Hecates is in the Cebrenia quadrangle. The volcano is at location 32.12°N 150.24°E (209.76 W) and has a diameter of 182 km.[1] It is the northernmost of the Elysium volcanoes; the others are Elysium Mons and Albor Tholus.

Origin of name

In planetary nomenclature, a "tholus" is a "small domical mountain or hill". Hecates is named after Hecate, the goddess of the ghost-world, nightly events, and sorcery.[2]


It is thought that the caldera may have had glaciers in the past.[3] Some valleys on Hecates show a parallel drainage pattern.[4] Using the High Resolution Stereo Camera onboard ESA's Mars Express that is orbiting Mars, a team of researchers discovered evidence of a large explosive eruption and recent glaciers on the volcano. Although some of the ice has sublimated into the atmosphere, the authors believe there still exists ice under a cover of debris. They state the ice could be "accessible for automated or human exploration."[5] On Earth 8 million year old ice is still present in the Antarctic dry valleys under a layer of dirt.[6]

Lava channels on Hecates Tholus

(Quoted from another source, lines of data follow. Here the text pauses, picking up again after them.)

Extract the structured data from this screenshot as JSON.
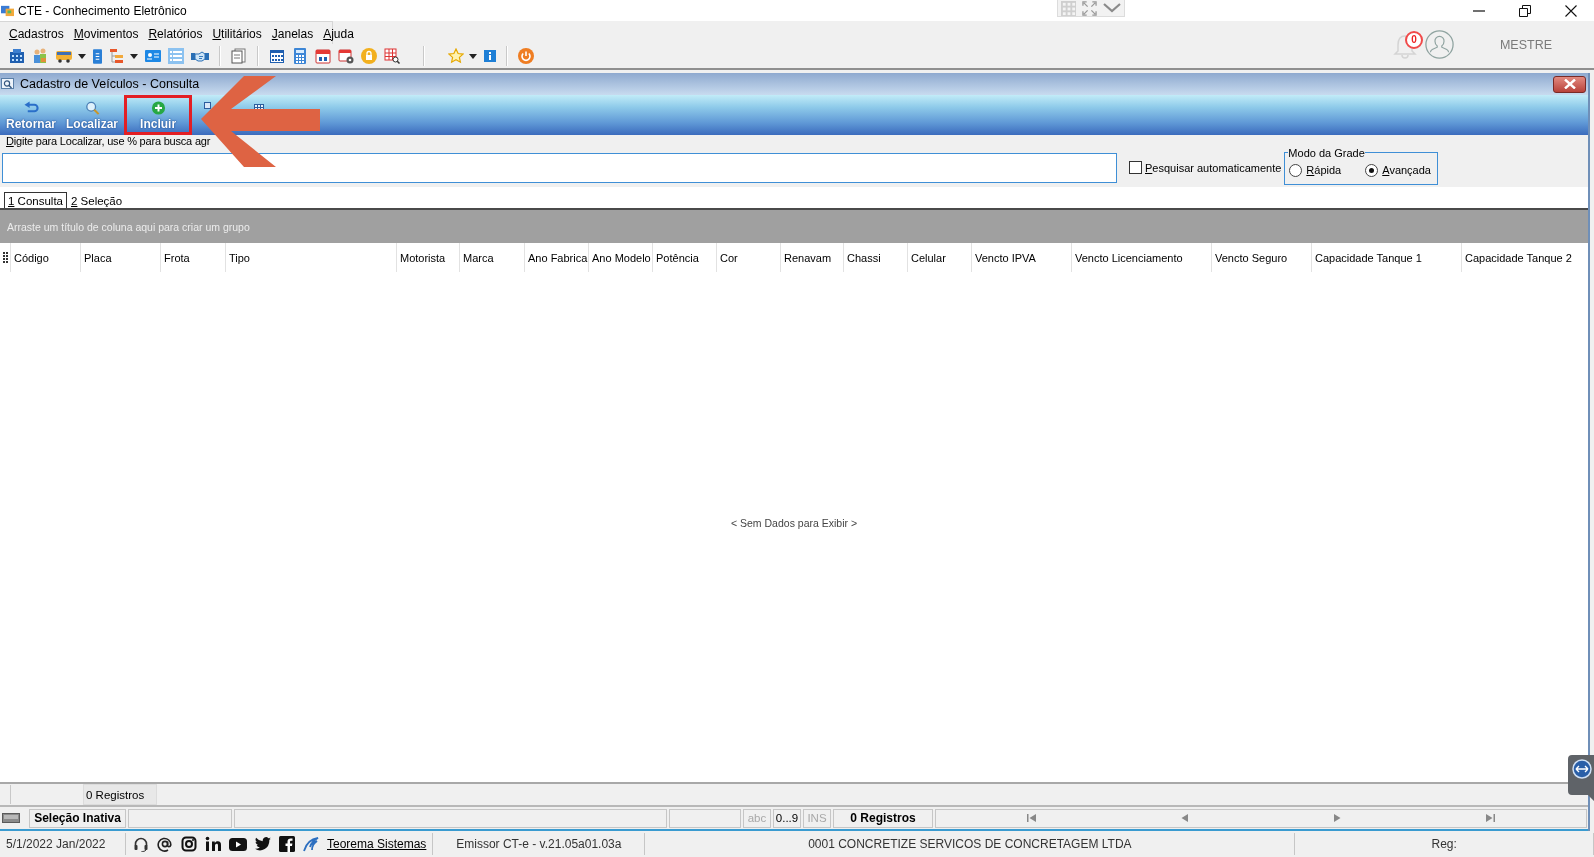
{
  "window": {
    "title": "CTE - Conhecimento Eletrônico"
  },
  "menu": [
    "Cadastros",
    "Movimentos",
    "Relatórios",
    "Utilitários",
    "Janelas",
    "Ajuda"
  ],
  "notifications": {
    "count": "0"
  },
  "user": {
    "name": "MESTRE"
  },
  "child_window": {
    "title": "Cadastro de Veículos - Consulta",
    "buttons": [
      {
        "label": "Retornar",
        "highlighted": false
      },
      {
        "label": "Localizar",
        "highlighted": false
      },
      {
        "label": "Incluir",
        "highlighted": true
      }
    ]
  },
  "search": {
    "hint": "Digite para Localizar, use % para busca agr"
  },
  "auto_search": {
    "label": "Pesquisar automaticamente",
    "checked": false
  },
  "grid_mode": {
    "title": "Modo da Grade",
    "options": [
      {
        "label": "Rápida",
        "selected": false
      },
      {
        "label": "Avançada",
        "selected": true
      }
    ]
  },
  "tabs": [
    {
      "label": "1 Consulta",
      "selected": true
    },
    {
      "label": "2 Seleção",
      "selected": false
    }
  ],
  "group_panel": {
    "hint": "Arraste um título de coluna aqui para criar um grupo"
  },
  "table": {
    "columns": [
      "Código",
      "Placa",
      "Frota",
      "Tipo",
      "Motorista",
      "Marca",
      "Ano Fabrica",
      "Ano Modelo",
      "Potência",
      "Cor",
      "Renavam",
      "Chassi",
      "Celular",
      "Vencto IPVA",
      "Vencto Licenciamento",
      "Vencto Seguro",
      "Capacidade Tanque 1",
      "Capacidade Tanque 2"
    ],
    "empty_message": "< Sem Dados para Exibir >"
  },
  "footer": {
    "count": "0 Registros"
  },
  "status_bar": {
    "selection": "Seleção Inativa",
    "indicators": [
      {
        "label": "abc",
        "active": false
      },
      {
        "label": "0...9",
        "active": true
      },
      {
        "label": "INS",
        "active": false
      }
    ],
    "records": "0 Registros"
  },
  "bottom_bar": {
    "date": "5/1/2022 Jan/2022",
    "link": "Teorema Sistemas",
    "version": "Emissor CT-e - v.21.05a01.03a",
    "company": "0001 CONCRETIZE SERVICOS DE CONCRETAGEM LTDA",
    "reg": "Reg:"
  }
}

  1. https://planetarynames.wr.usgs.gov
  2. Blunck, J. 1982. Mars and its Satellites. Exposition Press. Smithtown, N.Y.
  3. http://www.msnbc.msn/id/7209308
  4. Hugh H. Kieffer 1992. Mars. University of Arizona Press. ISBN 978-0-8165-1257-7.
  5. Hauber, E., et al. 2005. Discovery of flank caldera and very young glacial activity at Hecates Tholus, Mars. Nature: 434, 356-361.
  6. Marchant, D., et al. 2002. Formation of patterned ground and sublimation till over Miocene glacial ice in Beacon Valley, southern Victoria Land, Antarctia. Geol. Soc. Am. Bull. 114, 718-730.